Tag Archives: the last jazz record


True stories from the world of jazz, 2012.

One.  I am at a place where jazz was about to be played, and a very good-natured man perhaps twenty years younger than myself, turns to me in conversation and asks, “Do they [the band] play only covers or do they play original material?”

He says it in such a sweetly inquisitive way — clearly a real question coming from someone (I assume) deeply versed in the conventions of popular music, that I explain that the split between COVERS (i.e., your band imitates Billy Joel performing X or Bob Dylan performing Y) and ORIGINAL MATERIAL (you write the music and lyrics yourself: the subject being your last breakup, the state of the world, or your childhood) does not exist in the same fashion in jazz.

I think he understands, and I do my best to be gently enthusiastic, neither didactic or condescending.  And when he leaves the room, about an hour later, he has had a very good time.  The music has won him over; he is now convinced that those categories — any categories, in fact — are not as fulfilling as the sound and energy he has been part of.

Two.  I am at a place where jazz is being played, and a woman perhaps twenty years older than myself turns to her companion after four songs have been announced by the leader and performed by the band — one of the songs was SWEET SUE, so you know we are not deep in musical esoterica.

In a middle-register wail of puzzlement and frustration, she says, “I don’t know ONE SONG!”  (I think in this context that “know” stands for “recognize.”)  Her companion, soothingly, in the voice one uses to a fretful child, says, “That’s because they’re all jazz tunes.”

Three.  David Weiner sends along this Facebook link to a blogpost and documentary about the peerless 78 RPM record collector Joe Bussard, who has some fifteen thousand of the shiny flat artifacts.

Commendable, no?

But Bussard says plainly that the last jazz record was made in 1932 (by Clarence Williams, by the way), and that anything else was a mere sham.  See for yourself here.

I am not going to mock these three people, although I am at a great distance from their perceptions.

But I hold out much more hope for the young man of One, who didn’t know but was willing to learn and enjoyed the music.

And the older woman of Two, perplexed by it all, stayed for the whole performance.

Mr. Bussard, to most people, is an authority on the music, on recordings.  His collection, lovingly obtained, catalogued, and preserved, is a treasure-house of sacred sounds.  But I wonder if his mind is much more closed to possibility than the first two people I have described — whose misconceptions were innocent and could be expanded through gentle discussion.

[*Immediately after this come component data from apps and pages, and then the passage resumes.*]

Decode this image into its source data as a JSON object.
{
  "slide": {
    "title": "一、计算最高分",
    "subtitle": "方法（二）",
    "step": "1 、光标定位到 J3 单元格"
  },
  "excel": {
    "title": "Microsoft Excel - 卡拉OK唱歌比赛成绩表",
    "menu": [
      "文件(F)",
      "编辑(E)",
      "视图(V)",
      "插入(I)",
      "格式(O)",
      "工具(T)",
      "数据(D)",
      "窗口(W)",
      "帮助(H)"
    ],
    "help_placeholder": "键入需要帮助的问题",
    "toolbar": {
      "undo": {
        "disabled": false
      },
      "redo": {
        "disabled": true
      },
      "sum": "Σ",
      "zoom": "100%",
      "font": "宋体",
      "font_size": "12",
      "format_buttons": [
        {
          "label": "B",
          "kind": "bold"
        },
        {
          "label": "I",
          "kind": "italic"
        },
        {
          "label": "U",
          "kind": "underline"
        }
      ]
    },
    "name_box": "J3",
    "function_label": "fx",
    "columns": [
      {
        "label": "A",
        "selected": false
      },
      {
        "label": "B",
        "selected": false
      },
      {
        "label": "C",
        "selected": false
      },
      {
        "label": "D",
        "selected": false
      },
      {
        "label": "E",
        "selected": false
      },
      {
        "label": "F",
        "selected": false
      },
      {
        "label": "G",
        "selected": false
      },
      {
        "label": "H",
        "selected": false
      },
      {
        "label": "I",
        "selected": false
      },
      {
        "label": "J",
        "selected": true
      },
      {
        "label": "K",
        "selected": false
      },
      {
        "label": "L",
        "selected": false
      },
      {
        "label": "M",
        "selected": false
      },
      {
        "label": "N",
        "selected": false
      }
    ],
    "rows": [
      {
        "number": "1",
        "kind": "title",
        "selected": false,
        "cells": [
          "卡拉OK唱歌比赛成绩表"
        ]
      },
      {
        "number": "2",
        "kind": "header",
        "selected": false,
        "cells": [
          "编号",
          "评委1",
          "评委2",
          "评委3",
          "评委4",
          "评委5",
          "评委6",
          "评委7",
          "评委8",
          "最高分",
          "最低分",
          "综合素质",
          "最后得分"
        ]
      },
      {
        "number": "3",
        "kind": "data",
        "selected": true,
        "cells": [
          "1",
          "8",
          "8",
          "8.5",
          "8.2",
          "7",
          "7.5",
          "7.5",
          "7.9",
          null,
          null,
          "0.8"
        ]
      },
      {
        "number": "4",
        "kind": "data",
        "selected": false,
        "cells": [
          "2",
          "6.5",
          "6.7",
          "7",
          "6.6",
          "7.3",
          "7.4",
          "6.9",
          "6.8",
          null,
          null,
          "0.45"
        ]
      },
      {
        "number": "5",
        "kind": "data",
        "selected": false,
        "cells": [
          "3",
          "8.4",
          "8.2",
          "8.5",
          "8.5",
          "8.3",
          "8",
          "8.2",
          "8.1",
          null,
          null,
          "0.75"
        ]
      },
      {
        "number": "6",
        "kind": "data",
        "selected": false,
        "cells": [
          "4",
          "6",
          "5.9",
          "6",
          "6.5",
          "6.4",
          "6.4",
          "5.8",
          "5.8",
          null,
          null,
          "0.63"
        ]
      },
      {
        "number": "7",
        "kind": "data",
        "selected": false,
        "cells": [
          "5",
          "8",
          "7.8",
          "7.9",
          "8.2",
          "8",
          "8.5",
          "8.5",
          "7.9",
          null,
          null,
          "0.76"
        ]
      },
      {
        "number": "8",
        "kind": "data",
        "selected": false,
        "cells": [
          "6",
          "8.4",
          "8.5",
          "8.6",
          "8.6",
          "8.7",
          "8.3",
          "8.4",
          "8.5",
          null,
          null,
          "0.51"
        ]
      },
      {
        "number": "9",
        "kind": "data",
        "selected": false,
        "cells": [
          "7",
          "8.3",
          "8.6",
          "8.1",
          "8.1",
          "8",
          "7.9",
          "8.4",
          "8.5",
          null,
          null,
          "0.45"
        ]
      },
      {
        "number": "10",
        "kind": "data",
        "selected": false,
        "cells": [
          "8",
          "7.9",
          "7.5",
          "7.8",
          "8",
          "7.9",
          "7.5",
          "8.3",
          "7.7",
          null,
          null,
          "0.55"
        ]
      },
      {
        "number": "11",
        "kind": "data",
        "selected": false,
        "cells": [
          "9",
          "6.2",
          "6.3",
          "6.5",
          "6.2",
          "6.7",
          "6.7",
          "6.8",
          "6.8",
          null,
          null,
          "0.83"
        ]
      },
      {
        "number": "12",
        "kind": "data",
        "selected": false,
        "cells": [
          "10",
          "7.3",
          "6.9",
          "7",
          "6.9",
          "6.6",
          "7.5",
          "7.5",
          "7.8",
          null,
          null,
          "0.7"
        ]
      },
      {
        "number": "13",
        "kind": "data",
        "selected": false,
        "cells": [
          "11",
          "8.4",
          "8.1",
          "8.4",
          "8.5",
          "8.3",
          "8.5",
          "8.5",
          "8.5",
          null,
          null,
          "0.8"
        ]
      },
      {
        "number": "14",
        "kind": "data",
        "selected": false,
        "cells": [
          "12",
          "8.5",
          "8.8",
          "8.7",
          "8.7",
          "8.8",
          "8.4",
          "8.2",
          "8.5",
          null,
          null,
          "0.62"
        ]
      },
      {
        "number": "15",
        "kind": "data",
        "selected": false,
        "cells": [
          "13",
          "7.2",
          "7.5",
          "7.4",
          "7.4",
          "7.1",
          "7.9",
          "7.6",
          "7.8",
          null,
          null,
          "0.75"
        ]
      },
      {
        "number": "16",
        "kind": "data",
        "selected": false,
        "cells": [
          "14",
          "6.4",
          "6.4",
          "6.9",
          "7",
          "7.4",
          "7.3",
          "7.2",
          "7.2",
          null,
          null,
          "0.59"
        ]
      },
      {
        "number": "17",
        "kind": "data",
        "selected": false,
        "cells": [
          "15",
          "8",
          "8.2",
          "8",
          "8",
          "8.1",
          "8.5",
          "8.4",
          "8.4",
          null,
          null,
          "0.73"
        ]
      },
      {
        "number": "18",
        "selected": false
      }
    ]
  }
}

At least One and Two were seen out in the real world, listening to actual musicians, rather than seated at their shelves, admiring row upon row of neatly vertical Brunswicks and Vocalions.

The moral?  Must there be one?  I don’t think so.

May your happiness increase.